The role of the tanker configured Super Hornets was to supply fuel to returning aircraft after completing their missions, ensuring a safe return to the carrier just in case there were some returning aircraft that didn’t successfully complete their TRAP onboard the carrier the first or second time. Occasionally the tanker Super Hornets have been apart of a strike package emanating from the aircraft carrier ensuring greater range but usually strike packages have been supported b y U.S. Air Force KC-10 Extenders and KC-135 Stratotankers.
So future theoretical RAAF strike packages in a conflicted airspace with this new capability could look like being a three tier system. What do we mean?
Well out the back, or the third tier, you would have support of KC-30’s providing AAR to F/ A-18F’s out of harms way together with a E-7 Wedgetail providing the C2 piece (Command and Control) to the strike aircraft.
The second tier could consist of F/A-18F Super Hornets mixed with EA-18G Growlers, with the Super Hornets providing AAR capabilities to Loyal Wingman UAV’s and EA-18G’s which are under control of either a Weapon System Operator sitting in the wizzo seat (back seat) in the Super Hornets or crews onboard the E-7A, thus extending the range of the Loyal Wingman which according to Boeing have a range of more than 2000 miles or 3,218 kilometres.
With the first tier being F-35A Lightnings at the tip oﬀ the spear softening up opposing air defences either on the ground or in the air and then feeding real time information back to the E-7 crews or mission commander, thus enabling them to direct F/A-18F with their Loyal Wingman all the while the EA-18G’s are conducting Electronic Warfare disrupting opposition radar and communications keeping the opposition forces wondering where these strike packages are coming from, allowing Loyal Wingman UAV’s to gain further reach into any conflicted airspace.

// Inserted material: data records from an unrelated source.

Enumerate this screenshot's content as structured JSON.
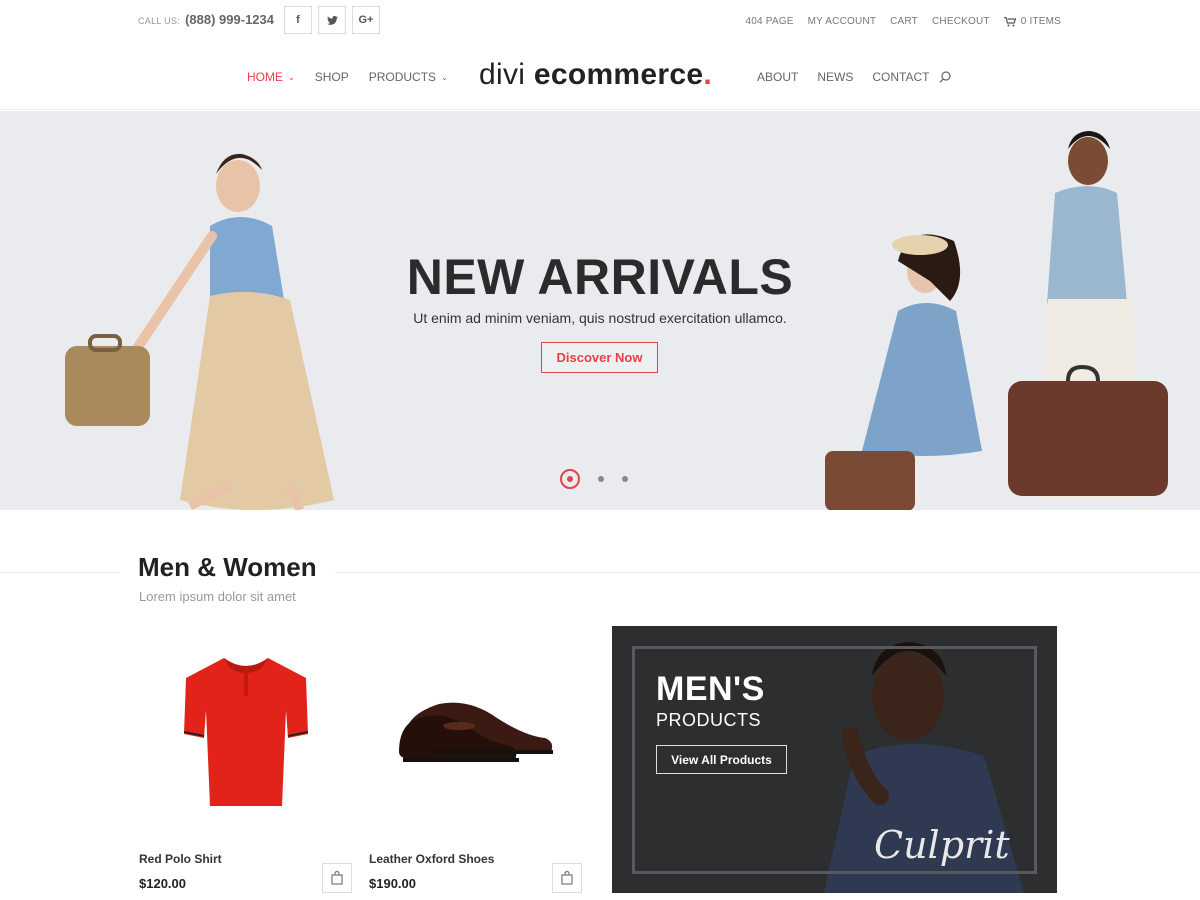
{
  "topbar": {
    "call_label": "CALL US:",
    "call_number": "(888) 999-1234",
    "social": [
      {
        "icon": "facebook-icon",
        "glyph": "f"
      },
      {
        "icon": "twitter-icon",
        "glyph": "t"
      },
      {
        "icon": "google-plus-icon",
        "glyph": "G+"
      }
    ],
    "links": [
      "404 PAGE",
      "MY ACCOUNT",
      "CART",
      "CHECKOUT"
    ],
    "cart_count": "0 ITEMS"
  },
  "nav": {
    "left": [
      {
        "label": "HOME",
        "active": true,
        "dropdown": true
      },
      {
        "label": "SHOP",
        "active": false,
        "dropdown": false
      },
      {
        "label": "PRODUCTS",
        "active": false,
        "dropdown": true
      }
    ],
    "logo": {
      "light": "divi",
      "bold": "ecommerce",
      "dot": "."
    },
    "right": [
      "ABOUT",
      "NEWS",
      "CONTACT"
    ],
    "search_icon": "search-icon"
  },
  "hero": {
    "title": "NEW ARRIVALS",
    "subtitle": "Ut enim ad minim veniam, quis nostrud exercitation ullamco.",
    "button": "Discover Now",
    "slides": 3,
    "active_slide": 1
  },
  "section": {
    "title": "Men & Women",
    "subtitle": "Lorem ipsum dolor sit amet"
  },
  "products": [
    {
      "name": "Red Polo Shirt",
      "price": "$120.00",
      "icon": "shopping-bag-icon"
    },
    {
      "name": "Leather Oxford Shoes",
      "price": "$190.00",
      "icon": "shopping-bag-icon"
    }
  ],
  "promo": {
    "title": "MEN'S",
    "subtitle": "PRODUCTS",
    "button": "View All Products",
    "shirt_text": "Culprit"
  },
  "colors": {
    "accent": "#e8404a",
    "hero_bg": "#e9ebee",
    "promo_bg": "#2d2e30"
  }
}
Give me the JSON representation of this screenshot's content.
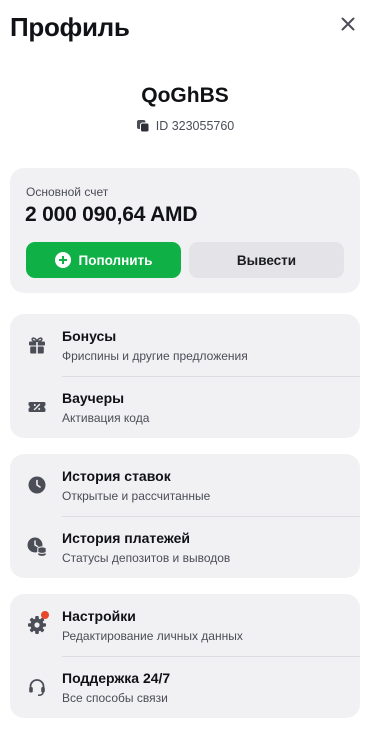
{
  "header": {
    "title": "Профиль",
    "close_icon": "close-icon"
  },
  "user": {
    "username": "QoGhBS",
    "id_text": "ID 323055760",
    "copy_icon": "copy-icon"
  },
  "account": {
    "label": "Основной счет",
    "balance": "2 000 090,64 AMD",
    "deposit_label": "Пополнить",
    "withdraw_label": "Вывести",
    "deposit_color": "#0fb146"
  },
  "groups": [
    {
      "items": [
        {
          "title": "Бонусы",
          "subtitle": "Фриспины и другие предложения",
          "icon": "gift-icon"
        },
        {
          "title": "Ваучеры",
          "subtitle": "Активация кода",
          "icon": "voucher-icon"
        }
      ]
    },
    {
      "items": [
        {
          "title": "История ставок",
          "subtitle": "Открытые и рассчитанные",
          "icon": "clock-icon"
        },
        {
          "title": "История платежей",
          "subtitle": "Статусы депозитов и выводов",
          "icon": "payment-history-icon"
        }
      ]
    },
    {
      "items": [
        {
          "title": "Настройки",
          "subtitle": "Редактирование личных данных",
          "icon": "gear-icon",
          "badge_color": "#e8472b"
        },
        {
          "title": "Поддержка 24/7",
          "subtitle": "Все способы связи",
          "icon": "headset-icon"
        }
      ]
    }
  ]
}
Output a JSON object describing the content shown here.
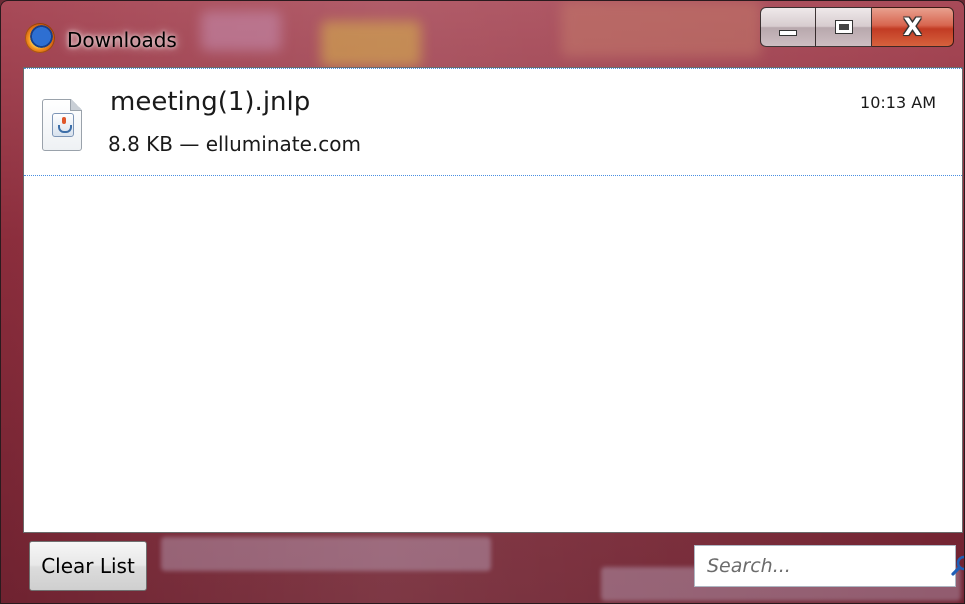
{
  "window": {
    "title": "Downloads",
    "icon": "firefox-icon",
    "caption_buttons": {
      "minimize": "minimize-icon",
      "maximize": "maximize-icon",
      "close_label": "X"
    }
  },
  "downloads": [
    {
      "name": "meeting(1).jnlp",
      "details": "8.8 KB — elluminate.com",
      "time": "10:13 AM",
      "icon": "java-file-icon"
    }
  ],
  "footer": {
    "clear_button_label": "Clear List",
    "search_placeholder": "Search...",
    "search_icon": "search-icon"
  },
  "colors": {
    "glass": "#8b2d3c",
    "selection_border": "#4a8fe0",
    "close_button": "#c23b24"
  }
}
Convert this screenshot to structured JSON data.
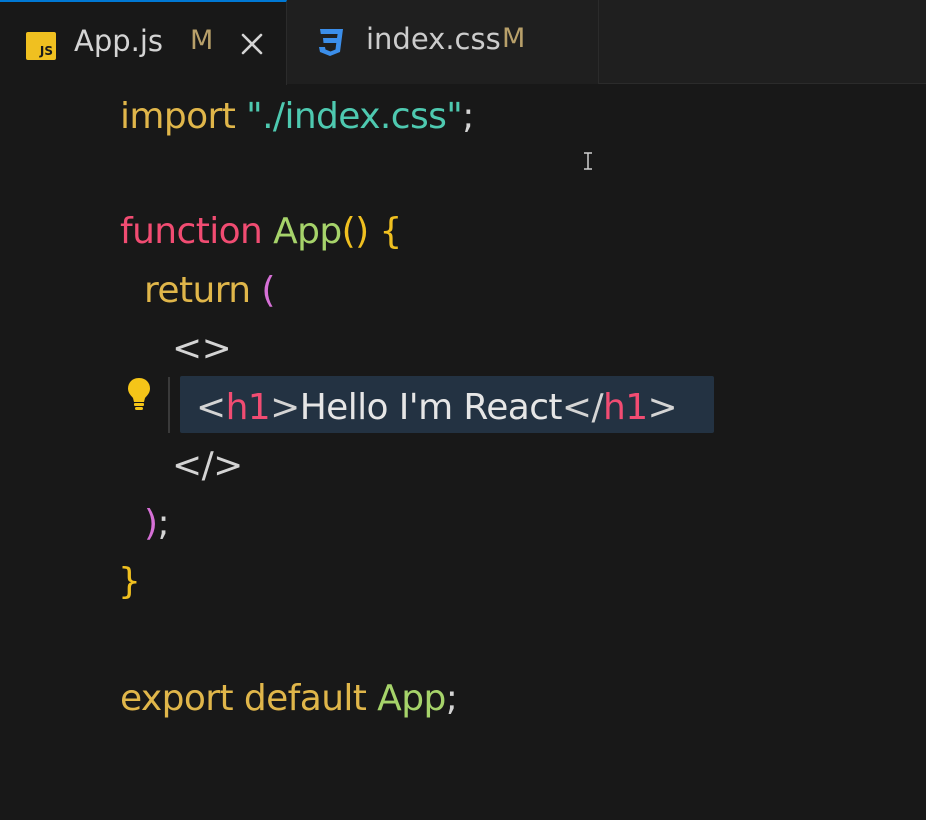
{
  "tabs": [
    {
      "label": "App.js",
      "badge": "M",
      "icon": "js-file-icon",
      "active": true
    },
    {
      "label": "index.css",
      "badge": "M",
      "icon": "css-file-icon",
      "active": false
    }
  ],
  "js_icon_text": "JS",
  "code": {
    "line1": {
      "kw": "import",
      "str": "\"./index.css\"",
      "end": ";"
    },
    "line3": {
      "kw": "function",
      "name": "App",
      "parens": "()",
      "brace": "{"
    },
    "line4": {
      "kw": "return",
      "paren": "("
    },
    "line5": {
      "frag": "<>"
    },
    "line6": {
      "open_lt": "<",
      "open_tag": "h1",
      "open_gt": ">",
      "text": "Hello I'm React",
      "close_lt": "</",
      "close_tag": "h1",
      "close_gt": ">"
    },
    "line7": {
      "frag": "</>"
    },
    "line8": {
      "paren": ")",
      "end": ";"
    },
    "line9": {
      "brace": "}"
    },
    "line11": {
      "kw": "export default",
      "name": "App",
      "end": ";"
    }
  },
  "colors": {
    "accent": "#0078d4",
    "keyword_pink": "#f14c72",
    "keyword_gold": "#e0b64a",
    "string_teal": "#4ec9b0",
    "function_green": "#a6d36a",
    "bracket_purple": "#d670d6",
    "selection": "#233242"
  }
}
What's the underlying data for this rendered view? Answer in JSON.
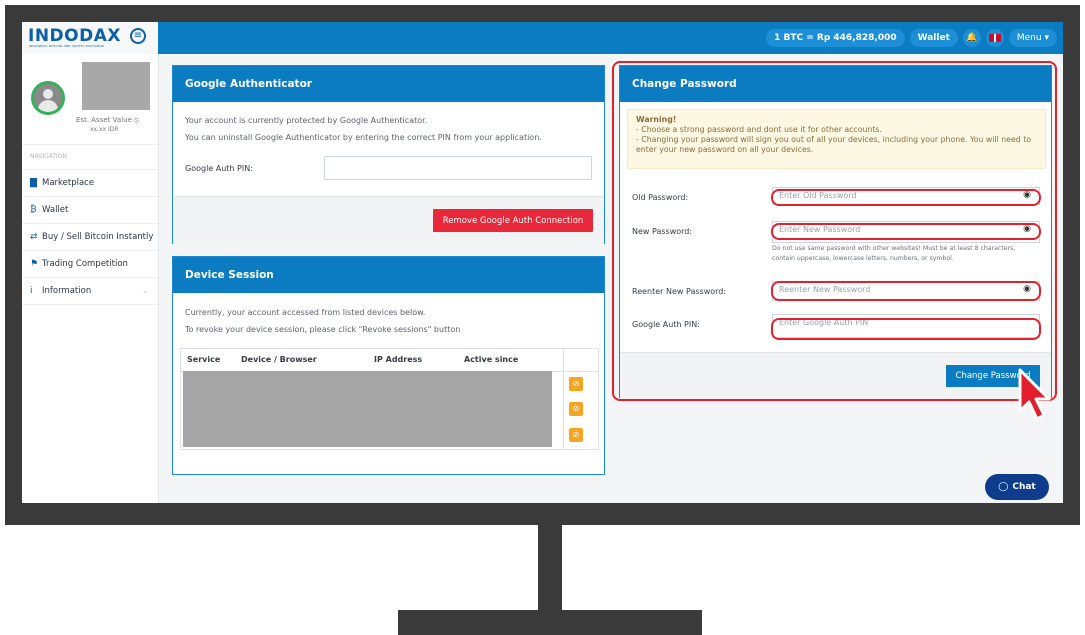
{
  "brand": {
    "logo": "INDODAX",
    "tagline": "INDONESIA BITCOIN AND CRYPTO EXCHANGE"
  },
  "topbar": {
    "btc_rate": "1 BTC = Rp 446,828,000",
    "wallet_label": "Wallet",
    "menu_label": "Menu"
  },
  "sidebar": {
    "asset_label": "Est. Asset Value",
    "asset_value": "xx.xx IDR",
    "nav_heading": "NAVIGATION",
    "items": [
      {
        "label": "Marketplace",
        "icon": "bar-chart-icon"
      },
      {
        "label": "Wallet",
        "icon": "bitcoin-icon"
      },
      {
        "label": "Buy / Sell Bitcoin Instantly",
        "icon": "exchange-icon"
      },
      {
        "label": "Trading Competition",
        "icon": "flag-icon"
      },
      {
        "label": "Information",
        "icon": "info-icon"
      }
    ]
  },
  "google_auth": {
    "title": "Google Authenticator",
    "line1": "Your account is currently protected by Google Authenticator.",
    "line2": "You can uninstall Google Authenticator by entering the correct PIN from your application.",
    "pin_label": "Google Auth PIN:",
    "remove_button": "Remove Google Auth Connection"
  },
  "device_session": {
    "title": "Device Session",
    "line1": "Currently, your account accessed from listed devices below.",
    "line2": "To revoke your device session, please click \"Revoke sessions\" button",
    "columns": [
      "Service",
      "Device / Browser",
      "IP Address",
      "Active since"
    ]
  },
  "change_password": {
    "title": "Change Password",
    "warning_title": "Warning!",
    "warning_line1": "- Choose a strong password and dont use it for other accounts.",
    "warning_line2": "- Changing your password will sign you out of all your devices, including your phone. You will need to",
    "warning_line3": "enter your new password on all your devices.",
    "old_label": "Old Password:",
    "old_placeholder": "Enter Old Password",
    "new_label": "New Password:",
    "new_placeholder": "Enter New Password",
    "hint_line1": "Do not use same password with other websites! Must be at least 8 characters,",
    "hint_line2": "contain uppercase, lowercase letters, numbers, or symbol.",
    "reenter_label": "Reenter New Password:",
    "reenter_placeholder": "Reenter New Password",
    "pin_label": "Google Auth PIN:",
    "pin_placeholder": "Enter Google Auth PIN",
    "submit_button": "Change Password"
  },
  "chat": {
    "label": "Chat"
  },
  "colors": {
    "primary": "#0b7cc1",
    "danger": "#e8283a",
    "highlight": "#e0222e",
    "warning_bg": "#fcf8e3"
  }
}
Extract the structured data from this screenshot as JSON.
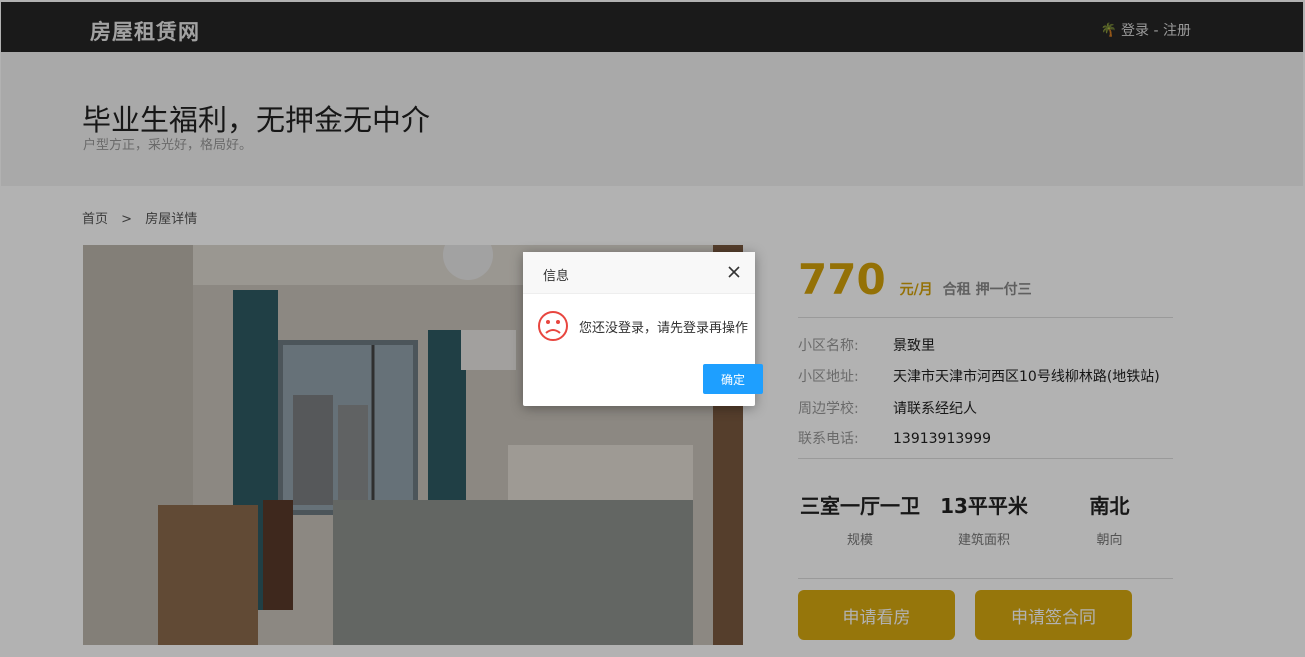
{
  "header": {
    "brand": "房屋租赁网",
    "auth_icon": "palm-tree-icon",
    "auth_text": "登录 - 注册"
  },
  "hero": {
    "title": "毕业生福利，无押金无中介",
    "subtitle": "户型方正，采光好，格局好。"
  },
  "breadcrumb": {
    "home": "首页",
    "separator": ">",
    "current": "房屋详情"
  },
  "listing": {
    "price": "770",
    "unit": "元/月",
    "rent_type": "合租 押一付三",
    "details": [
      {
        "label": "小区名称:",
        "value": "景致里"
      },
      {
        "label": "小区地址:",
        "value": "天津市天津市河西区10号线柳林路(地铁站)"
      },
      {
        "label": "周边学校:",
        "value": "请联系经纪人"
      },
      {
        "label": "联系电话:",
        "value": "13913913999"
      }
    ],
    "stats": [
      {
        "value": "三室一厅一卫",
        "label": "规模"
      },
      {
        "value": "13平平米",
        "label": "建筑面积"
      },
      {
        "value": "南北",
        "label": "朝向"
      }
    ],
    "actions": {
      "view": "申请看房",
      "sign": "申请签合同"
    }
  },
  "dialog": {
    "title": "信息",
    "message": "您还没登录，请先登录再操作",
    "confirm": "确定",
    "icon": "sad-face-icon",
    "close_icon": "close-icon"
  },
  "colors": {
    "accent": "#d7aa11",
    "dialog_button": "#1e9fff",
    "topbar": "#262626"
  }
}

This is just a theoretical way explaining in “layman’s terms” the RAAF could use the “Buddy Pod” to extend the range even more for strike packages to reach further away from the Australian mainland, in either case it adds to the capability the F/A-18F Super Hornet already boasts and helps the RAAF in being able to reach further over this wide stretch of land we call Australia ensuring greater security in protecting the nation’s borders.